» **Task details**: Copies of all lines that contain "video" are needed; take them from the data below.

Excerpts from an interface dataset
⟨
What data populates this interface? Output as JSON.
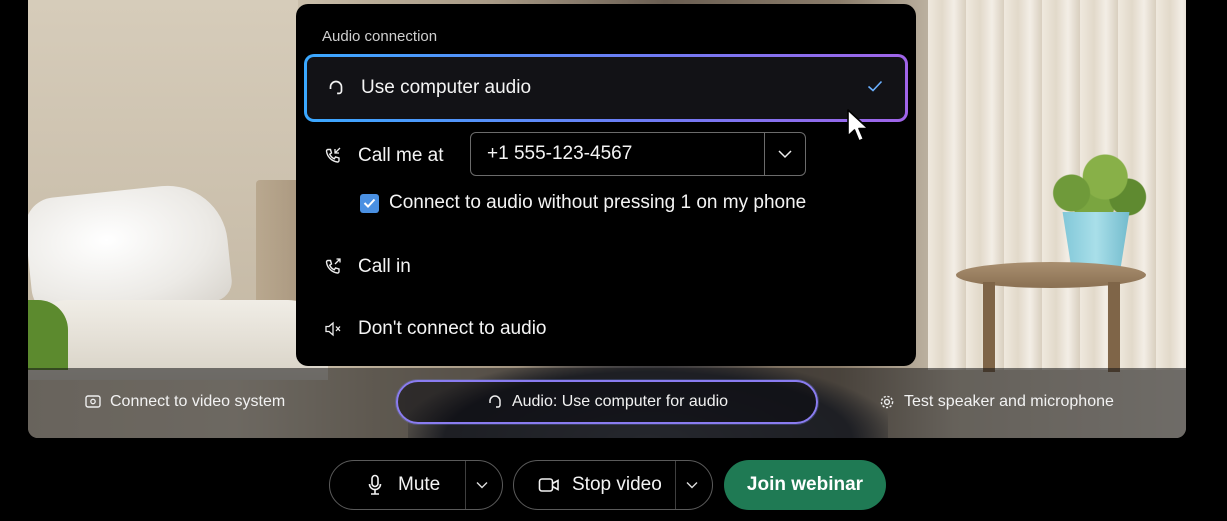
{
  "audio_panel": {
    "title": "Audio connection",
    "options": [
      {
        "label": "Use computer audio",
        "icon": "headset-icon",
        "selected": true
      },
      {
        "label": "Call me at",
        "icon": "phone-callback-icon"
      },
      {
        "label": "Call in",
        "icon": "phone-outgoing-icon"
      },
      {
        "label": "Don't connect to audio",
        "icon": "speaker-muted-icon"
      }
    ],
    "phone_number": "+1 555-123-4567",
    "connect_without_pressing_label": "Connect to audio without pressing 1 on my phone",
    "connect_without_pressing_checked": true
  },
  "preview_bar": {
    "connect_video_system": "Connect to video system",
    "audio_button": "Audio: Use computer for audio",
    "test_speaker": "Test speaker and microphone"
  },
  "controls": {
    "mute": "Mute",
    "stop_video": "Stop video",
    "join": "Join webinar"
  },
  "colors": {
    "accent_blue": "#3aa8ff",
    "accent_purple": "#a064e8",
    "join_green": "#1f7a54",
    "checkbox_blue": "#4a90e2"
  }
}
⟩
» **Result for this exercise**:
    "connect_video_system": "Connect to video system",
    "stop_video": "Stop video",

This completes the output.